The multimedia hardware and software distributor has launched DigitalVision-HD products that act as an integrated media centre for WinXP, and more than a TV tuner card, Harwood said.
The technology adds value to the digital home in that it lets consumers pause live TV with ShowShift technology as well as offering an integrated Australian Electronic Program Guide. The company signed a sub-distribution deal with Ingram Micro last month in a bid to dig deeper into the digital home market and spread these and other products. On the OEM side, the company has rolled out a range of TV tuner cards targeted at systems builders.
D-Link's Famularo said products that could stream digital music, video and photos from your PC to your TV were the hot ticket items.

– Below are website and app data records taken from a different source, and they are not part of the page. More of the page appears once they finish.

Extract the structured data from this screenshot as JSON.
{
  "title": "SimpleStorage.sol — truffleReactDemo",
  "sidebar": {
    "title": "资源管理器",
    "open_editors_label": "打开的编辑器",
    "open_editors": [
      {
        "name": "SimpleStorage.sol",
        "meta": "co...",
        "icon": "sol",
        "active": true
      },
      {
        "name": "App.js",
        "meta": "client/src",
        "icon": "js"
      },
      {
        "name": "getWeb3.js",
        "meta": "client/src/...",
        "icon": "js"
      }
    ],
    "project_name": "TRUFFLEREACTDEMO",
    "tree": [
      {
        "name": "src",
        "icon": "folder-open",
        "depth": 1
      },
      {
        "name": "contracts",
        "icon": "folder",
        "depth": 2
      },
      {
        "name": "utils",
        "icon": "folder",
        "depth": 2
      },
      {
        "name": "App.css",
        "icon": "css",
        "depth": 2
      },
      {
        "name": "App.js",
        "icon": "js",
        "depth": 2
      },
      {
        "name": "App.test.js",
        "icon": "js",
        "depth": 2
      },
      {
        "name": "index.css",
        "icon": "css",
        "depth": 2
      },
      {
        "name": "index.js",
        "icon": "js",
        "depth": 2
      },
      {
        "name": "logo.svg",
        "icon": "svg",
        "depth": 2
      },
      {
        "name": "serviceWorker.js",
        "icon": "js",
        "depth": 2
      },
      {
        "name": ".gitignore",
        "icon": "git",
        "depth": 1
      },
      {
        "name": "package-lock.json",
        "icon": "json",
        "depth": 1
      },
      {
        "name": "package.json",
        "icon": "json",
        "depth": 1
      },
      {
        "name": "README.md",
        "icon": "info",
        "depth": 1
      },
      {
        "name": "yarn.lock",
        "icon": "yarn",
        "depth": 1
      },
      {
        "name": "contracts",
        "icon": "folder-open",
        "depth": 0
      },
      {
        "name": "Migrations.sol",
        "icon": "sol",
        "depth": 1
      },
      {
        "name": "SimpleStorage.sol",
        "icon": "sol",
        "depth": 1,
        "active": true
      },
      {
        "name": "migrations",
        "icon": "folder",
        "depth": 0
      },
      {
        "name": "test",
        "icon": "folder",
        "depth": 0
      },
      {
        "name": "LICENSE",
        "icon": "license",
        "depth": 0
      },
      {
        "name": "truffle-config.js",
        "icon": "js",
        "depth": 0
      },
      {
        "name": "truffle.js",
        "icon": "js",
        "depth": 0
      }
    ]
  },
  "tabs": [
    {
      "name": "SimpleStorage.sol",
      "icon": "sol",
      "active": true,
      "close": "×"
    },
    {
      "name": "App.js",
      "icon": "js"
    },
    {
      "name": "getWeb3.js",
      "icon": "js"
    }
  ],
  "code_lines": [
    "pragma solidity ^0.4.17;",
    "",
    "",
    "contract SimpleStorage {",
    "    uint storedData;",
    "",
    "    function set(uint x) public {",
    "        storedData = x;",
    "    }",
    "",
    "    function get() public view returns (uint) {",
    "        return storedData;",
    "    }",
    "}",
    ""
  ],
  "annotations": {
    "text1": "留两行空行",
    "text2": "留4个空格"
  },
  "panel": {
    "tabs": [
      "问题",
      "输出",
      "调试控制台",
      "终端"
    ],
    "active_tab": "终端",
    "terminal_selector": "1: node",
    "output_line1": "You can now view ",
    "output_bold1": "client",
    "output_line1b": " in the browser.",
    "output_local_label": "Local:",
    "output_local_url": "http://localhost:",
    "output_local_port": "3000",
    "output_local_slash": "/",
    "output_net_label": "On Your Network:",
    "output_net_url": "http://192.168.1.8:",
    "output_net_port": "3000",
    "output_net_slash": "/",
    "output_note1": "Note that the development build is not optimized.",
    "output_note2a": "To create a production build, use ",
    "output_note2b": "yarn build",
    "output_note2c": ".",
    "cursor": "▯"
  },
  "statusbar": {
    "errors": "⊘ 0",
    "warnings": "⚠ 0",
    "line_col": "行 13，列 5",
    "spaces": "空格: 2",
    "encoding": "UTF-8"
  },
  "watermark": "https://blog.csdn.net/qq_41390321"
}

"We are seeing technology convergence across different verticals," Famularo said. "We're seeing convergence of devices. For example, a combo ADSL modem with firewalls. It used to be we would have two to three boxes, but now there are combo units. The same is happening in the home entertainment space as devices get integrated."
Other hot items catering to the digital lifestyle category include wireless gaming routers, wireless cameras, wireless router, Multiple Input Multiple Output (MIMO) internal cards, and MIMO PC cards. Lako's Wong said hot items in the lead up to Christmas included high definition (HD) video players. The distributor has launched a cylindrical DVD, photo and music hard disk multimedia player, dubbed the Dvico Tvix HD 5000. The networking functionality of the device was useful to consumers who want to play digital video, digital music, digital still image and DVD files to a TV display and home entertainment system, he said.
"The digital home is an evolutionary trend where HD is the next part of the migration," Wong said. "We have HD content and now we need HD players."
The technology let users network the product for file transfer or streaming playback and featured an array of audio/visual outputs and connectivity ports for storage expansion, Wong said.
"Consumers want to be able to enjoy content in their lounge room without having to burn content to disc and play back on a DVD or CD player," Wong said.
The technology is designed to appeal to camcorder users adopting the new HDV format.
And that's what's great about the digital home - there is something for everybody.